Street Art in Jordan
Street art is a powerful tool. When individuals express themselves on the walls of bustling towns and cities that thousands of people walk or drive by on a daily basis, their art is not confined to sketchbooks or fancy frames. Instead, their art becomes a part of the location as it often times represents a political view, a social struggle, or a personal statement that current inhabitants can learn from or relate to. When people think of “street art,” some cities that come to mind most likely include New York City, Philadelphia, and Boston. However, street art goes far beyond the United States. Jordan is a country with rich art and architecture and is thriving with street artists and graffiti artists especially in the cities. Here are some inspiring street artists and artwork in Jordan.
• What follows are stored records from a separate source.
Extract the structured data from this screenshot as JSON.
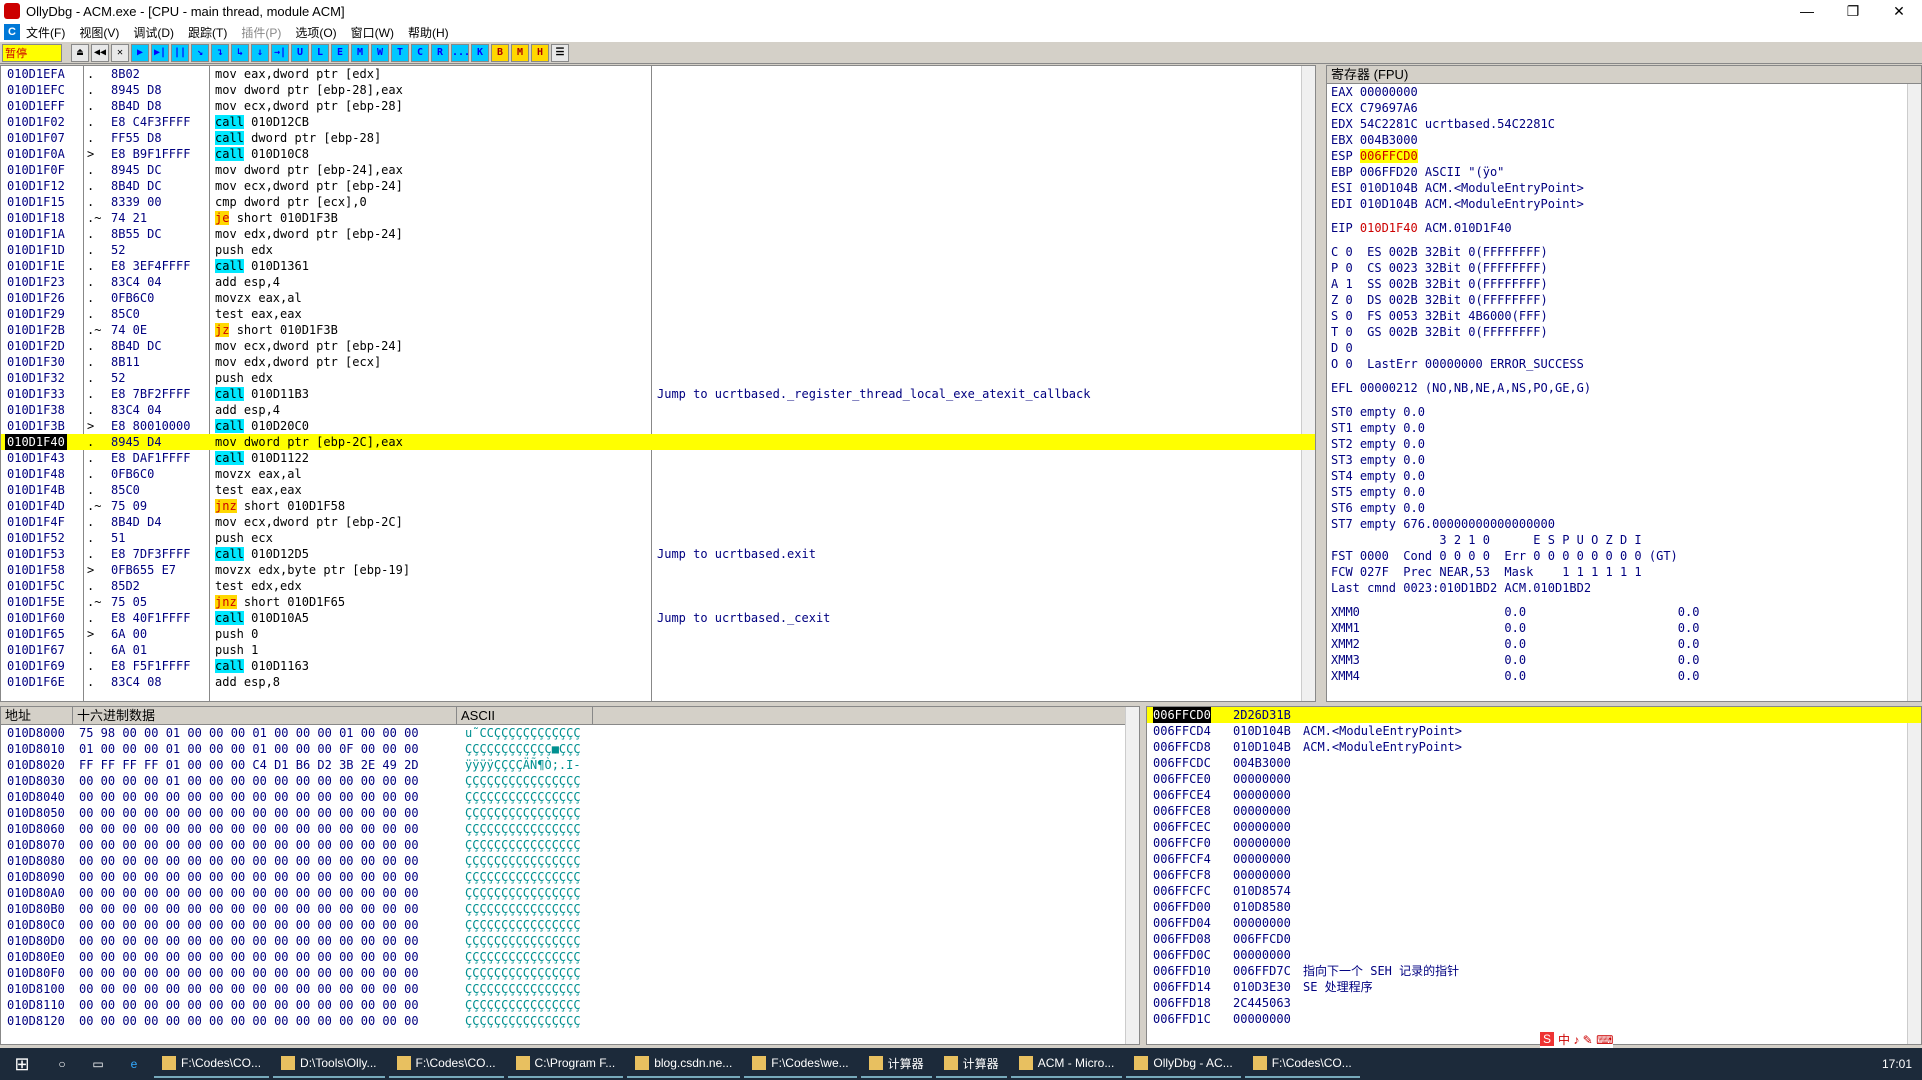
{
  "window": {
    "title": "OllyDbg - ACM.exe - [CPU - main thread, module ACM]",
    "minimize": "—",
    "restore": "❐",
    "close": "✕"
  },
  "menu": [
    "文件(F)",
    "视图(V)",
    "调试(D)",
    "跟踪(T)",
    "插件(P)",
    "选项(O)",
    "窗口(W)",
    "帮助(H)"
  ],
  "toolbar": {
    "status": "暂停",
    "buttons": [
      "⏏",
      "◀◀",
      "✕",
      "▶",
      "▶|",
      "||",
      "↘",
      "↴",
      "↳",
      "↓",
      "→|",
      "U",
      "L",
      "E",
      "M",
      "W",
      "T",
      "C",
      "R",
      "...",
      "K",
      "B",
      "M",
      "H",
      "☰"
    ]
  },
  "disasm": [
    {
      "addr": "010D1EFA",
      "mark": ".",
      "hex": "8B02",
      "asm": "mov eax,dword ptr [edx]",
      "cmt": ""
    },
    {
      "addr": "010D1EFC",
      "mark": ".",
      "hex": "8945 D8",
      "asm": "mov dword ptr [ebp-28],eax",
      "cmt": ""
    },
    {
      "addr": "010D1EFF",
      "mark": ".",
      "hex": "8B4D D8",
      "asm": "mov ecx,dword ptr [ebp-28]",
      "cmt": ""
    },
    {
      "addr": "010D1F02",
      "mark": ".",
      "hex": "E8 C4F3FFFF",
      "op": "call",
      "rest": "010D12CB",
      "cmt": ""
    },
    {
      "addr": "010D1F07",
      "mark": ".",
      "hex": "FF55 D8",
      "op": "call",
      "rest": "dword ptr [ebp-28]",
      "cmt": ""
    },
    {
      "addr": "010D1F0A",
      "mark": ">",
      "hex": "E8 B9F1FFFF",
      "op": "call",
      "rest": "010D10C8",
      "cmt": ""
    },
    {
      "addr": "010D1F0F",
      "mark": ".",
      "hex": "8945 DC",
      "asm": "mov dword ptr [ebp-24],eax",
      "cmt": ""
    },
    {
      "addr": "010D1F12",
      "mark": ".",
      "hex": "8B4D DC",
      "asm": "mov ecx,dword ptr [ebp-24]",
      "cmt": ""
    },
    {
      "addr": "010D1F15",
      "mark": ".",
      "hex": "8339 00",
      "asm": "cmp dword ptr [ecx],0",
      "cmt": ""
    },
    {
      "addr": "010D1F18",
      "mark": ".~",
      "hex": "74 21",
      "jop": "je",
      "rest": "short 010D1F3B",
      "cmt": ""
    },
    {
      "addr": "010D1F1A",
      "mark": ".",
      "hex": "8B55 DC",
      "asm": "mov edx,dword ptr [ebp-24]",
      "cmt": ""
    },
    {
      "addr": "010D1F1D",
      "mark": ".",
      "hex": "52",
      "asm": "push edx",
      "cmt": ""
    },
    {
      "addr": "010D1F1E",
      "mark": ".",
      "hex": "E8 3EF4FFFF",
      "op": "call",
      "rest": "010D1361",
      "cmt": ""
    },
    {
      "addr": "010D1F23",
      "mark": ".",
      "hex": "83C4 04",
      "asm": "add esp,4",
      "cmt": ""
    },
    {
      "addr": "010D1F26",
      "mark": ".",
      "hex": "0FB6C0",
      "asm": "movzx eax,al",
      "cmt": ""
    },
    {
      "addr": "010D1F29",
      "mark": ".",
      "hex": "85C0",
      "asm": "test eax,eax",
      "cmt": ""
    },
    {
      "addr": "010D1F2B",
      "mark": ".~",
      "hex": "74 0E",
      "jop": "jz",
      "rest": "short 010D1F3B",
      "cmt": ""
    },
    {
      "addr": "010D1F2D",
      "mark": ".",
      "hex": "8B4D DC",
      "asm": "mov ecx,dword ptr [ebp-24]",
      "cmt": ""
    },
    {
      "addr": "010D1F30",
      "mark": ".",
      "hex": "8B11",
      "asm": "mov edx,dword ptr [ecx]",
      "cmt": ""
    },
    {
      "addr": "010D1F32",
      "mark": ".",
      "hex": "52",
      "asm": "push edx",
      "cmt": ""
    },
    {
      "addr": "010D1F33",
      "mark": ".",
      "hex": "E8 7BF2FFFF",
      "op": "call",
      "rest": "010D11B3",
      "cmt": "Jump to ucrtbased._register_thread_local_exe_atexit_callback"
    },
    {
      "addr": "010D1F38",
      "mark": ".",
      "hex": "83C4 04",
      "asm": "add esp,4",
      "cmt": ""
    },
    {
      "addr": "010D1F3B",
      "mark": ">",
      "hex": "E8 80010000",
      "op": "call",
      "rest": "010D20C0",
      "cmt": ""
    },
    {
      "addr": "010D1F40",
      "mark": ".",
      "hex": "8945 D4",
      "asm": "mov dword ptr [ebp-2C],eax",
      "cmt": "",
      "sel": true
    },
    {
      "addr": "010D1F43",
      "mark": ".",
      "hex": "E8 DAF1FFFF",
      "op": "call",
      "rest": "010D1122",
      "cmt": ""
    },
    {
      "addr": "010D1F48",
      "mark": ".",
      "hex": "0FB6C0",
      "asm": "movzx eax,al",
      "cmt": ""
    },
    {
      "addr": "010D1F4B",
      "mark": ".",
      "hex": "85C0",
      "asm": "test eax,eax",
      "cmt": ""
    },
    {
      "addr": "010D1F4D",
      "mark": ".~",
      "hex": "75 09",
      "jop": "jnz",
      "rest": "short 010D1F58",
      "cmt": ""
    },
    {
      "addr": "010D1F4F",
      "mark": ".",
      "hex": "8B4D D4",
      "asm": "mov ecx,dword ptr [ebp-2C]",
      "cmt": ""
    },
    {
      "addr": "010D1F52",
      "mark": ".",
      "hex": "51",
      "asm": "push ecx",
      "cmt": ""
    },
    {
      "addr": "010D1F53",
      "mark": ".",
      "hex": "E8 7DF3FFFF",
      "op": "call",
      "rest": "010D12D5",
      "cmt": "Jump to ucrtbased.exit"
    },
    {
      "addr": "010D1F58",
      "mark": ">",
      "hex": "0FB655 E7",
      "asm": "movzx edx,byte ptr [ebp-19]",
      "cmt": ""
    },
    {
      "addr": "010D1F5C",
      "mark": ".",
      "hex": "85D2",
      "asm": "test edx,edx",
      "cmt": ""
    },
    {
      "addr": "010D1F5E",
      "mark": ".~",
      "hex": "75 05",
      "jop": "jnz",
      "rest": "short 010D1F65",
      "cmt": ""
    },
    {
      "addr": "010D1F60",
      "mark": ".",
      "hex": "E8 40F1FFFF",
      "op": "call",
      "rest": "010D10A5",
      "cmt": "Jump to ucrtbased._cexit"
    },
    {
      "addr": "010D1F65",
      "mark": ">",
      "hex": "6A 00",
      "asm": "push 0",
      "cmt": ""
    },
    {
      "addr": "010D1F67",
      "mark": ".",
      "hex": "6A 01",
      "asm": "push 1",
      "cmt": ""
    },
    {
      "addr": "010D1F69",
      "mark": ".",
      "hex": "E8 F5F1FFFF",
      "op": "call",
      "rest": "010D1163",
      "cmt": ""
    },
    {
      "addr": "010D1F6E",
      "mark": ".",
      "hex": "83C4 08",
      "asm": "add esp,8",
      "cmt": ""
    }
  ],
  "registers": {
    "title": "寄存器 (FPU)",
    "lines": [
      "EAX 00000000",
      "ECX C79697A6",
      "EDX 54C2281C ucrtbased.54C2281C",
      "EBX 004B3000",
      "ESP|006FFCD0",
      "EBP 006FFD20 ASCII \"(ÿo\"",
      "ESI 010D104B ACM.<ModuleEntryPoint>",
      "EDI 010D104B ACM.<ModuleEntryPoint>",
      "",
      "EIP|010D1F40| ACM.010D1F40",
      "",
      "C 0  ES 002B 32Bit 0(FFFFFFFF)",
      "P 0  CS 0023 32Bit 0(FFFFFFFF)",
      "A 1  SS 002B 32Bit 0(FFFFFFFF)",
      "Z 0  DS 002B 32Bit 0(FFFFFFFF)",
      "S 0  FS 0053 32Bit 4B6000(FFF)",
      "T 0  GS 002B 32Bit 0(FFFFFFFF)",
      "D 0",
      "O 0  LastErr 00000000 ERROR_SUCCESS",
      "",
      "EFL 00000212 (NO,NB,NE,A,NS,PO,GE,G)",
      "",
      "ST0 empty 0.0",
      "ST1 empty 0.0",
      "ST2 empty 0.0",
      "ST3 empty 0.0",
      "ST4 empty 0.0",
      "ST5 empty 0.0",
      "ST6 empty 0.0",
      "ST7 empty 676.00000000000000000",
      "               3 2 1 0      E S P U O Z D I",
      "FST 0000  Cond 0 0 0 0  Err 0 0 0 0 0 0 0 0 (GT)",
      "FCW 027F  Prec NEAR,53  Mask    1 1 1 1 1 1",
      "Last cmnd 0023:010D1BD2 ACM.010D1BD2",
      "",
      "XMM0                    0.0                     0.0",
      "XMM1                    0.0                     0.0",
      "XMM2                    0.0                     0.0",
      "XMM3                    0.0                     0.0",
      "XMM4                    0.0                     0.0"
    ]
  },
  "dump": {
    "headers": [
      "地址",
      "十六进制数据",
      "ASCII"
    ],
    "rows": [
      {
        "a": "010D8000",
        "h": "75 98 00 00 01 00 00 00 01 00 00 00 01 00 00 00",
        "s": "u˜CCÇÇÇÇÇÇÇÇÇÇÇÇ"
      },
      {
        "a": "010D8010",
        "h": "01 00 00 00 01 00 00 00 01 00 00 00 0F 00 00 00",
        "s": "ÇÇÇÇÇÇÇÇÇÇÇÇ■ÇÇÇ"
      },
      {
        "a": "010D8020",
        "h": "FF FF FF FF 01 00 00 00 C4 D1 B6 D2 3B 2E 49 2D",
        "s": "ÿÿÿÿÇÇÇÇÄÑ¶Ò;.I-"
      },
      {
        "a": "010D8030",
        "h": "00 00 00 00 01 00 00 00 00 00 00 00 00 00 00 00",
        "s": "ÇÇÇÇÇÇÇÇÇÇÇÇÇÇÇÇ"
      },
      {
        "a": "010D8040",
        "h": "00 00 00 00 00 00 00 00 00 00 00 00 00 00 00 00",
        "s": "ÇÇÇÇÇÇÇÇÇÇÇÇÇÇÇÇ"
      },
      {
        "a": "010D8050",
        "h": "00 00 00 00 00 00 00 00 00 00 00 00 00 00 00 00",
        "s": "ÇÇÇÇÇÇÇÇÇÇÇÇÇÇÇÇ"
      },
      {
        "a": "010D8060",
        "h": "00 00 00 00 00 00 00 00 00 00 00 00 00 00 00 00",
        "s": "ÇÇÇÇÇÇÇÇÇÇÇÇÇÇÇÇ"
      },
      {
        "a": "010D8070",
        "h": "00 00 00 00 00 00 00 00 00 00 00 00 00 00 00 00",
        "s": "ÇÇÇÇÇÇÇÇÇÇÇÇÇÇÇÇ"
      },
      {
        "a": "010D8080",
        "h": "00 00 00 00 00 00 00 00 00 00 00 00 00 00 00 00",
        "s": "ÇÇÇÇÇÇÇÇÇÇÇÇÇÇÇÇ"
      },
      {
        "a": "010D8090",
        "h": "00 00 00 00 00 00 00 00 00 00 00 00 00 00 00 00",
        "s": "ÇÇÇÇÇÇÇÇÇÇÇÇÇÇÇÇ"
      },
      {
        "a": "010D80A0",
        "h": "00 00 00 00 00 00 00 00 00 00 00 00 00 00 00 00",
        "s": "ÇÇÇÇÇÇÇÇÇÇÇÇÇÇÇÇ"
      },
      {
        "a": "010D80B0",
        "h": "00 00 00 00 00 00 00 00 00 00 00 00 00 00 00 00",
        "s": "ÇÇÇÇÇÇÇÇÇÇÇÇÇÇÇÇ"
      },
      {
        "a": "010D80C0",
        "h": "00 00 00 00 00 00 00 00 00 00 00 00 00 00 00 00",
        "s": "ÇÇÇÇÇÇÇÇÇÇÇÇÇÇÇÇ"
      },
      {
        "a": "010D80D0",
        "h": "00 00 00 00 00 00 00 00 00 00 00 00 00 00 00 00",
        "s": "ÇÇÇÇÇÇÇÇÇÇÇÇÇÇÇÇ"
      },
      {
        "a": "010D80E0",
        "h": "00 00 00 00 00 00 00 00 00 00 00 00 00 00 00 00",
        "s": "ÇÇÇÇÇÇÇÇÇÇÇÇÇÇÇÇ"
      },
      {
        "a": "010D80F0",
        "h": "00 00 00 00 00 00 00 00 00 00 00 00 00 00 00 00",
        "s": "ÇÇÇÇÇÇÇÇÇÇÇÇÇÇÇÇ"
      },
      {
        "a": "010D8100",
        "h": "00 00 00 00 00 00 00 00 00 00 00 00 00 00 00 00",
        "s": "ÇÇÇÇÇÇÇÇÇÇÇÇÇÇÇÇ"
      },
      {
        "a": "010D8110",
        "h": "00 00 00 00 00 00 00 00 00 00 00 00 00 00 00 00",
        "s": "ÇÇÇÇÇÇÇÇÇÇÇÇÇÇÇÇ"
      },
      {
        "a": "010D8120",
        "h": "00 00 00 00 00 00 00 00 00 00 00 00 00 00 00 00",
        "s": "ÇÇÇÇÇÇÇÇÇÇÇÇÇÇÇÇ"
      }
    ]
  },
  "stack": [
    {
      "a": "006FFCD0",
      "v": "2D26D31B",
      "c": "",
      "top": true
    },
    {
      "a": "006FFCD4",
      "v": "010D104B",
      "c": "ACM.<ModuleEntryPoint>"
    },
    {
      "a": "006FFCD8",
      "v": "010D104B",
      "c": "ACM.<ModuleEntryPoint>"
    },
    {
      "a": "006FFCDC",
      "v": "004B3000",
      "c": ""
    },
    {
      "a": "006FFCE0",
      "v": "00000000",
      "c": ""
    },
    {
      "a": "006FFCE4",
      "v": "00000000",
      "c": ""
    },
    {
      "a": "006FFCE8",
      "v": "00000000",
      "c": ""
    },
    {
      "a": "006FFCEC",
      "v": "00000000",
      "c": ""
    },
    {
      "a": "006FFCF0",
      "v": "00000000",
      "c": ""
    },
    {
      "a": "006FFCF4",
      "v": "00000000",
      "c": ""
    },
    {
      "a": "006FFCF8",
      "v": "00000000",
      "c": ""
    },
    {
      "a": "006FFCFC",
      "v": "010D8574",
      "c": ""
    },
    {
      "a": "006FFD00",
      "v": "010D8580",
      "c": ""
    },
    {
      "a": "006FFD04",
      "v": "00000000",
      "c": ""
    },
    {
      "a": "006FFD08",
      "v": "006FFCD0",
      "c": ""
    },
    {
      "a": "006FFD0C",
      "v": "00000000",
      "c": ""
    },
    {
      "a": "006FFD10",
      "v": "006FFD7C",
      "c": "指向下一个 SEH 记录的指针"
    },
    {
      "a": "006FFD14",
      "v": "010D3E30",
      "c": "SE 处理程序"
    },
    {
      "a": "006FFD18",
      "v": "2C445063",
      "c": ""
    },
    {
      "a": "006FFD1C",
      "v": "00000000",
      "c": ""
    }
  ],
  "taskbar": {
    "items": [
      "F:\\Codes\\CO...",
      "D:\\Tools\\Olly...",
      "F:\\Codes\\CO...",
      "C:\\Program F...",
      "blog.csdn.ne...",
      "F:\\Codes\\we...",
      "计算器",
      "计算器",
      "ACM - Micro...",
      "OllyDbg - AC...",
      "F:\\Codes\\CO..."
    ],
    "time": "17:01"
  },
  "ime": "中 ♪ ✎ ⌨"
}
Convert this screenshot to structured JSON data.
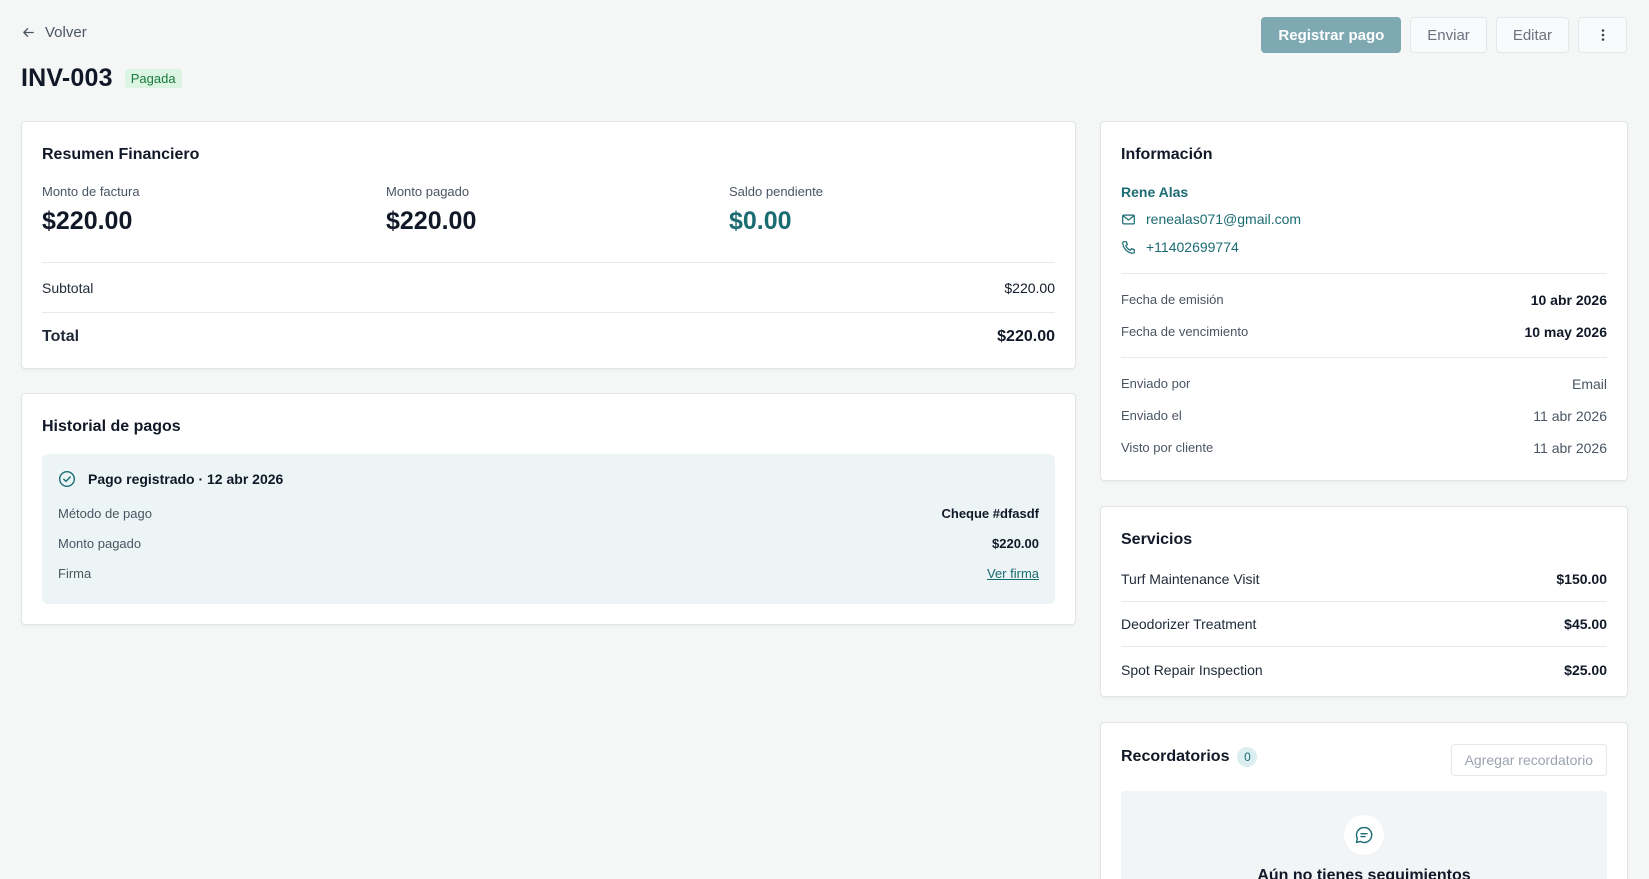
{
  "nav": {
    "back_label": "Volver"
  },
  "actions": {
    "register_payment": "Registrar pago",
    "send": "Enviar",
    "edit": "Editar",
    "more": "⋮"
  },
  "invoice": {
    "number": "INV-003",
    "status": "Pagada"
  },
  "summary": {
    "title": "Resumen Financiero",
    "invoice_amount_label": "Monto de factura",
    "invoice_amount": "$220.00",
    "paid_amount_label": "Monto pagado",
    "paid_amount": "$220.00",
    "balance_label": "Saldo pendiente",
    "balance": "$0.00",
    "subtotal_label": "Subtotal",
    "subtotal": "$220.00",
    "total_label": "Total",
    "total": "$220.00"
  },
  "history": {
    "title": "Historial de pagos",
    "entry": {
      "heading": "Pago registrado · 12 abr 2026",
      "method_label": "Método de pago",
      "method": "Cheque #dfasdf",
      "amount_label": "Monto pagado",
      "amount": "$220.00",
      "signature_label": "Firma",
      "signature_link": "Ver firma"
    }
  },
  "info": {
    "title": "Información",
    "client_name": "Rene Alas",
    "email": "renealas071@gmail.com",
    "phone": "+11402699774",
    "issue_date_label": "Fecha de emisión",
    "issue_date": "10 abr 2026",
    "due_date_label": "Fecha de vencimiento",
    "due_date": "10 may 2026",
    "sent_by_label": "Enviado por",
    "sent_by": "Email",
    "sent_on_label": "Enviado el",
    "sent_on": "11 abr 2026",
    "viewed_label": "Visto por cliente",
    "viewed_on": "11 abr 2026"
  },
  "services": {
    "title": "Servicios",
    "items": [
      {
        "name": "Turf Maintenance Visit",
        "price": "$150.00"
      },
      {
        "name": "Deodorizer Treatment",
        "price": "$45.00"
      },
      {
        "name": "Spot Repair Inspection",
        "price": "$25.00"
      }
    ]
  },
  "reminders": {
    "title": "Recordatorios",
    "count": "0",
    "add_label": "Agregar recordatorio",
    "empty_text": "Aún no tienes seguimientos"
  },
  "colors": {
    "accent": "#1b6b73",
    "primary_button": "#7ea9b2",
    "paid_badge_bg": "#dcf5e3",
    "paid_badge_text": "#177a3b",
    "background": "#f5f7f6"
  }
}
1.) Jonathan Darby created this piece, Strength, according to Urbanite. Plastered on the outside of a gym specifically designed for women,beige, hints of pink and purple, black, white, and gray compose this painting’s color palette The woman in the painting is wearing a hijab and her eyes are closed. On her face, there are bits and pieces of Arabic writings. To the right of her face, there are more words in Arabic painted in white. The depth created by what seems like a limited color combination makes this piece of art unique. What makes this mural great is its empowering nature to women in and outside of Jordan.
2.) Wesam Shadid created this mural. Most of us can recognize that he borrowed Pink Floyd’s cover art. However, Shadid included a unique element by producing detailed designs yet maintaining the same array of colors as the original art. The rainbow branches out into his own intricate patterns. The patterns almost resemble symbols similar to flames and snakes.
3.) Laila Ajjawi created this painting. According to Cosmopolitan, Ajjawi was born into a family of Palestinian refugees. She makes a difference through her art by conveying powerful statements regarding women’s freedom, justice, and equality. This particular mural utilizes a lot of blacks, whites, and grays. She also uses red and hints of blues and purples. The woman who only reveals one eye as the other is covered by hair acts as the focal point of the artwork. The black silhouettes of the boy and girl faced back to back below the white figure are also significant details of the message she is expressing.
4.) Pejac painted this piece of street art. Pejac painted a black silhouette of a young boy in shorts and sneakers looking up at the Earth he is holding with a single finger. While the boy is only painted in black, the Earth is painted in blue, green, beige, yellow, and pink. According to Graffiti Street, Pejac said, “On the one hand I’m talking about Jordan, a country that has a long history of hospitality towards refugees. Today, for example, there are over 1.6 million Syrian refugees and over 2 million Palestine refugees in Jordan. On the other hand without knowing it, a big part of Jordan’s population and its future is being determined by, is in the hands of, the kids.” Taking Jordan’s current policy of housing so many refugees from Palestine and Syria into consideration, it is these refugees who have survived hardship who will work to establish laws and social norms that will most likely bring attention to the overlooked minority that ironically make up the majority.